The thought of the French philosopher, novelist and poet Georges Bataille (1897-1962) lends itself in some of its less formal moments to an arresting and provocative critical re-thinking which we might now call ecological. In his work, however, this is expressed in a concern with the cosmos, with the planet, and with man’s place upon it, which approximates to what some might see as poetry. His short piece ‘Le paysage’ was published in the literary review Verve in 1938, thus at a moment of political tension, punctuated by presages of the impending disaster. Despite its provenance, however, Bataille’s text should not necessarily be confined within the limits of ‘literature’, if this is seen as a kind of language removed from the world, if, in other words, one thinks of literature as predominantly determined by aesthetics. Although Verve was subtitled ‘Revue artistique et littéraire’ [an artistic and literary journal], and as a journal was associated with Surrealism, Bataille’s text itself ruins any straightforward identification of it as poetry, prose poetry, or surrealist writing. These would be elements of the world of happy illusions, postulated by Bataille, which fill the hearts of men with joy or sadness and distract them, like Pascalian divertissements, from the senseless but intoxicating apathy of being confronted with ‘things as they are’.

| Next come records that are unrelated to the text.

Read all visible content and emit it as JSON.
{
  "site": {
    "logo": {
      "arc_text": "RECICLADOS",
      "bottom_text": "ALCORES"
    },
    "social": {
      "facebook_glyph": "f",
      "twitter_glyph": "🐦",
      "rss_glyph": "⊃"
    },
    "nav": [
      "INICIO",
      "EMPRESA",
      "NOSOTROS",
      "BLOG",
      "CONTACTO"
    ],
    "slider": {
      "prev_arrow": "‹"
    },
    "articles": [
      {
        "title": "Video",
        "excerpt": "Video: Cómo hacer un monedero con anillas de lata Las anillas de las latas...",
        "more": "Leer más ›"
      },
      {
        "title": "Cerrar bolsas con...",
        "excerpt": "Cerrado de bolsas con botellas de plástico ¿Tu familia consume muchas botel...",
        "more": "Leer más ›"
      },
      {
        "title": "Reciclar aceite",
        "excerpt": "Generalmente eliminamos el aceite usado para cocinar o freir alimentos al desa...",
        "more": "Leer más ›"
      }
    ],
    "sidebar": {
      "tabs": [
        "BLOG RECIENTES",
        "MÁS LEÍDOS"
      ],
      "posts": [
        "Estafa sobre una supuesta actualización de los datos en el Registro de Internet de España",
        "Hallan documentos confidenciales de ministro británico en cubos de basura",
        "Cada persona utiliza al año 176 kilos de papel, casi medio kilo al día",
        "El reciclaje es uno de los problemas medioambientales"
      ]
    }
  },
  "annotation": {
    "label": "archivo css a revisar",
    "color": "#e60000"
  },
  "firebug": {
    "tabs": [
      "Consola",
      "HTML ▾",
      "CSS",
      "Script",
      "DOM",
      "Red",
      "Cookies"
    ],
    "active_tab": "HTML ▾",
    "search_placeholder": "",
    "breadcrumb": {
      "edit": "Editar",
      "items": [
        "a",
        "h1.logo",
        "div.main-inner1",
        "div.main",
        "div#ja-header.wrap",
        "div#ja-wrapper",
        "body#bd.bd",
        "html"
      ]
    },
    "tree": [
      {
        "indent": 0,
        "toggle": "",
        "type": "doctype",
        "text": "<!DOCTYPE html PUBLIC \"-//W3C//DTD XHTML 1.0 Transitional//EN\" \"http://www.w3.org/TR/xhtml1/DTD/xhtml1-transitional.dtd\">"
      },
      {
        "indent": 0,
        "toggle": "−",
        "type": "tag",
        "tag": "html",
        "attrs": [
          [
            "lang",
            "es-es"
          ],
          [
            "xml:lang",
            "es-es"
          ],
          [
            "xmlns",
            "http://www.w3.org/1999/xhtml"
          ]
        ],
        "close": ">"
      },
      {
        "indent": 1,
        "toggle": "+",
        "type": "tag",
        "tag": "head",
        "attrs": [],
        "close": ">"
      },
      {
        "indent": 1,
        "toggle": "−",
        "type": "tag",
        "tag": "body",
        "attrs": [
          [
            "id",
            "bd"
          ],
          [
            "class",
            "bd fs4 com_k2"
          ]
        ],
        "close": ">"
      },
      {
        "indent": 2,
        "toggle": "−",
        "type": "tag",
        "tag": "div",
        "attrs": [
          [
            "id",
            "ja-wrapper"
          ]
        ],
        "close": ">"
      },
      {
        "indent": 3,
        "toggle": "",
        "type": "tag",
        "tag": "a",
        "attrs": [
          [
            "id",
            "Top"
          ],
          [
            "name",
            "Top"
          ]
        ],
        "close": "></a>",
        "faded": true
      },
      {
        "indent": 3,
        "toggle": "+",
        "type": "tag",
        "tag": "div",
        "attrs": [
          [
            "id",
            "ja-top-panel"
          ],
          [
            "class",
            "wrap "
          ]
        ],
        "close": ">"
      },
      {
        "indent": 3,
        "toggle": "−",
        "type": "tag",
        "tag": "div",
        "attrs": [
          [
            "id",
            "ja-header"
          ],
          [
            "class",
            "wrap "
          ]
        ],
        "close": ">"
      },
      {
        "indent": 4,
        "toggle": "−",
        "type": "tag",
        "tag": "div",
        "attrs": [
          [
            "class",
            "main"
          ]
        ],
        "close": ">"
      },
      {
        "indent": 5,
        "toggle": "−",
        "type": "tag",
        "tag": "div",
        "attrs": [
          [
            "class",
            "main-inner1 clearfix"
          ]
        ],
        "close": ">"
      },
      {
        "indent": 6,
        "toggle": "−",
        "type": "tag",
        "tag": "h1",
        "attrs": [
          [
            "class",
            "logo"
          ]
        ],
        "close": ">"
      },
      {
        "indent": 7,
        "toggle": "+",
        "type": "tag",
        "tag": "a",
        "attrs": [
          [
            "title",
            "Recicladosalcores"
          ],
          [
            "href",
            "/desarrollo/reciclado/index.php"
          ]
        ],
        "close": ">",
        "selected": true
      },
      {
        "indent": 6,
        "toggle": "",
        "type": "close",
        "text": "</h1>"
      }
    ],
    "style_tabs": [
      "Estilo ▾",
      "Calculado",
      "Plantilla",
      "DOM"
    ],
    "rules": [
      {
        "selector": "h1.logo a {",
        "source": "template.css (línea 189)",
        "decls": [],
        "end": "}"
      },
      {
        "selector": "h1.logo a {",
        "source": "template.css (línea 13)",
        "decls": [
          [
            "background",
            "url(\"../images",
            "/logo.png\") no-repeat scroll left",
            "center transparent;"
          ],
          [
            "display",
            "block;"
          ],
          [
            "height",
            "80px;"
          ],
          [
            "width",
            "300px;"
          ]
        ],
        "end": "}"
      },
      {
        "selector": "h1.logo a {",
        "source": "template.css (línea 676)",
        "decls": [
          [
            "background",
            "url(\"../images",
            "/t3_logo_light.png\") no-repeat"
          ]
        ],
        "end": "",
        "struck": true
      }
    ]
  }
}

‘Le Paysage’ should be read, then, as a political text, but this politics is not that of states or nations, even given its critical date. The politics of Bataille’s text have to be seen in relation to the demand, powerfully voiced in the work of the Collège de Sociologie [College of Sociology], which he co-founded in 1938 with Michel Leiris and Roger Caillois, to think the world, and existence, in their totality. A politics of totality, which has nothing to do with a totalitarian politics, and indeed runs counter to it, is one which demands that one think the position of man on the planet, and the position of the planet in the cosmos, as the product of an infinitesimal chance, without meaning.
Bataille is resolutely realist and realistic about man’s place in the world. Our projections of beauty or horror onto the landscape, which constitute what we think of as ‘landscape’, are necessary illusions, without which man confronts a world without meaning, which rejects him, as long as he does not consider himself part of it and destined to return to it. But this identification with the earth is also disallowed him, since his consciousness of the world forever separates him from it; he cannot have the blind ignorance of the wasp crashing against the window-pane. Man is either the appropriative destroyer of the world or its abortive refuse. But Bataille’s final, Nietzschean, call is intriguing. It posits a joy in being subsumed by nature, which looks forward to the moment when the thin crust of human industry will be submerged under the rising oceans of the planet. The return to nature which faces each of us individually and all of us as a species, heralds something other than redemption or willed destruction. It is from the hypothesis of such a strange perspective that the fragile constructions man has erected on the surface of the earth can be looked upon now, with ‘slow anger’.
Patrick ffrench is Professor of French at Kings College, London and author of 'After Bataille: Sacrifice, Exposure, Community'